Filtering Data using Multiple Criteria with O(n) Complexity

Can we filter data using multiple criteria with O(n) time complexity? Yes, it is easy.

Filtering Data using Multiple Criteria with O(n) Complexity

A few days ago, I stumbled upon a question of how to filter an array of object data using multiple criteria with O(n) complexity. I think it's an excellent example of a question to answer with fun.

We have a list of objects representing items with several attributes. We also have a list of criteria. Items having one of those attributes should be excluded from the result. The original list is as below:

const items = [
  { type: "a", name: "a1", color: "yellow" },
  { type: "b", name: "b1", color: "orange" },

const excludes = [
  { k: "color", value: "yellow" },
  { k: "name", value: "x" },

Original code from the question

There is some discussion about whether the excludes list is a constant or not. In my opinion, it is evident that excludes list is a dynamic list. Otherwise, there would be no question at all. So to make it obvious, I will add a touch to the question. Write the function as in the following code:

interface Item {
  type: string;
  name: string;
  color: string;

interface Exclude {
  key: string;
  value: string;

const someItems: Item[] = [
  { type: "a", name: "a1", color: "yellow" },
  { type: "b", name: "b1", color: "orange" },
  { type: "c", name: "orange", color: "green" },

const someExcludes: Exclude[] = [
  { key: "color", value: "yellow" },
  { key: "name", value: "x" },

// Create the following function with O(n) complexity.
function excludeItems(items: Item[], excludes: Exclude[]): Item[] {}

excludeItems(items, excludes);

Big O Notation

Wikipedia defines Big O notation as follows:

Big O notation is a mathematical notation that describes the limiting behavior of a function when the argument tends towards a particular value or infinity. Big O is a member of a family of notations invented by Paul Bachmann, Edmund Landau, and others, collectively called Bachmann–Landau notation or asymptotic notation. The letter O was chosen by Bachmann to stand for Ordnung, meaning the order of approximation.
In computer science, big O notation is used to classify algorithms according to how their run time or space requirements grow as the input size grows. In analytic number theory, big O notation is often used to express a bound on the difference between an arithmetical function and a better understood approximation.

In our example, you should solve the problem in a linear order.

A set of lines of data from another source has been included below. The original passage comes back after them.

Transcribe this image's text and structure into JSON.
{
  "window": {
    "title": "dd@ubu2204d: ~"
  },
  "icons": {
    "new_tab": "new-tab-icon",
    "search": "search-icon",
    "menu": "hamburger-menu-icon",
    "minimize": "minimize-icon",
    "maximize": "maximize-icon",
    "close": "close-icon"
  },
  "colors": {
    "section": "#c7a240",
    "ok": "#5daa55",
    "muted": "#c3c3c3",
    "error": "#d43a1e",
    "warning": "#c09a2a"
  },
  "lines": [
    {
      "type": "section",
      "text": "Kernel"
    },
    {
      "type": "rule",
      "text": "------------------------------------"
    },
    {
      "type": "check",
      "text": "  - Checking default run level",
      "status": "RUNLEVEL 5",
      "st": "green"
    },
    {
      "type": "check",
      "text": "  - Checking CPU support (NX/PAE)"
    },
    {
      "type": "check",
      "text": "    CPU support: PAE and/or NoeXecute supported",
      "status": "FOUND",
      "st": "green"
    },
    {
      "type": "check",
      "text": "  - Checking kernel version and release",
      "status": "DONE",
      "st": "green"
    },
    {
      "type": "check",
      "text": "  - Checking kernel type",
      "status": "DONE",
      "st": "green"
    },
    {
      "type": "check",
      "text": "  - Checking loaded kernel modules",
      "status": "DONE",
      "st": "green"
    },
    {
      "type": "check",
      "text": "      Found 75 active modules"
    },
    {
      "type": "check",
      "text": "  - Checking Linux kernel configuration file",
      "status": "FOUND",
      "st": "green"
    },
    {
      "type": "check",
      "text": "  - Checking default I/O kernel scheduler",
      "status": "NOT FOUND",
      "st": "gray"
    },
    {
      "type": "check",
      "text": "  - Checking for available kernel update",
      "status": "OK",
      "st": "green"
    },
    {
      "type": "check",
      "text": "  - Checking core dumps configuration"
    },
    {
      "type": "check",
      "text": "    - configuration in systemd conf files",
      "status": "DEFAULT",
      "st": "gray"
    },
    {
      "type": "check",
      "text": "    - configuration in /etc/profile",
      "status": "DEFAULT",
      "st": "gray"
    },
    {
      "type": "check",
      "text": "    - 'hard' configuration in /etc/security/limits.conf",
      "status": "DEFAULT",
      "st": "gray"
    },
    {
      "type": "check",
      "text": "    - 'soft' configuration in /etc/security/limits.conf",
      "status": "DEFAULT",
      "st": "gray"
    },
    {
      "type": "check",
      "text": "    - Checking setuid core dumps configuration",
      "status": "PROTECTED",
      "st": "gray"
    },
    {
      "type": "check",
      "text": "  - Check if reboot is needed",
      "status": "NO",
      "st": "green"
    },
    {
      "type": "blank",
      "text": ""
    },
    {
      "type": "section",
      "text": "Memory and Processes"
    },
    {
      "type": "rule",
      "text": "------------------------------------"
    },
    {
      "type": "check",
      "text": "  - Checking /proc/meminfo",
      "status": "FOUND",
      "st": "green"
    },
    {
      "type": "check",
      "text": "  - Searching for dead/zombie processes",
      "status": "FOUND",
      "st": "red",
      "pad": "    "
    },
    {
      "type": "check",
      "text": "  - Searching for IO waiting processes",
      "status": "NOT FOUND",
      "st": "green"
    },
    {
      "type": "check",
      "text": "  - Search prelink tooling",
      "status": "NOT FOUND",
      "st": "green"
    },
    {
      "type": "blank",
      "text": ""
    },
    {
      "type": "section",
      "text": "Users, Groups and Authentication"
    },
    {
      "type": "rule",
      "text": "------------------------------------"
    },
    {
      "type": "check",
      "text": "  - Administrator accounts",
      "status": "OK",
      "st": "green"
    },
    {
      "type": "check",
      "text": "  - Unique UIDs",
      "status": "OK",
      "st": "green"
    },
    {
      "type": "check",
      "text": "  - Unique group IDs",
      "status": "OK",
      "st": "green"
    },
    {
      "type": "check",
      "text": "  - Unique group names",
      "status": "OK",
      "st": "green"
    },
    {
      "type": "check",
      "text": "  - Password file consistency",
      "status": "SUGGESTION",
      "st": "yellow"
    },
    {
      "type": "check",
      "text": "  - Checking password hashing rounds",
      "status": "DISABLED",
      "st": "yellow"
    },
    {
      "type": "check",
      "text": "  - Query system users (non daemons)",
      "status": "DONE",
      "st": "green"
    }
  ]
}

Roughly, the time we are allowed to spend is the total number of items and excludes.

O(n2) Solution

The first solution that comes to mind is as follows:

items.filter((item) =>
  !excludes.some((exclude) => item[exclude.key] === exclude.value)

However, this has a complexity of O(n2). The time we need is roughly the multiplication of the number of items and the number of criteria.

The following table is a rough comparison of the complexities:

Items Criteria O(n2) Time O(n) Time
10 10 100 20
100 100 10.000 200
1.000 1.000 1.000.000 2000 10.000

Solving this problem with O(n) complexity will be much better.

O(n) Solution

Reading the list items already takes time O(n). Now we need to reduce access time to the excludes list to O(1). Here we can inspire from database engines. I will create an index by iterating over excludes list. Since the total steps in the loop only depend on the number of excluded criteria, this is a linear operation completed in O(m) time.

Usually, accessing a value using Hash or Map lookup takes O(1) time. We will iterate all items in O(n) time and check whether its three attributes exist in the excluded index in O(3) time.

interface ExcludeIndex {
  type: Set<string>;
  name: Set<string>;
  color: Set<string>;

function excludeItems(items: Item[], excludes: Exclude[]): Item[] {
  const excludeIndex: ExcludeIndex = { type: new Set(), name: new Set(), color: new Set() };

  // Populate Exclude Index: O(m)
  excludes.forEach((exclude) => excludeIndex[exclude.key].add(exclude.value));

  // Filter Items: O(n)
  return items.filter(
    (item) => !excludeIndex.type.has(item.type)
      && !
      && !excludeIndex.color.has(item.color),

Our total time complexity is O(m) + (O(n) * O(3)) = O(m + 3n)

O(n) === O(m + 3n)

Couldn't we solve the problem in O(n) time complexity? O(n) means a linear solution. In this context, all below terms are equal in complexity:

O(n) = O(3n)
O(n) = O(m + n)
O(n) = O(m + 3n)


Like the example above, most of our daily problems can be solved using a little data transformation.

What do you think about the above solution? Can you find an alternative? Please share with readers in the comments.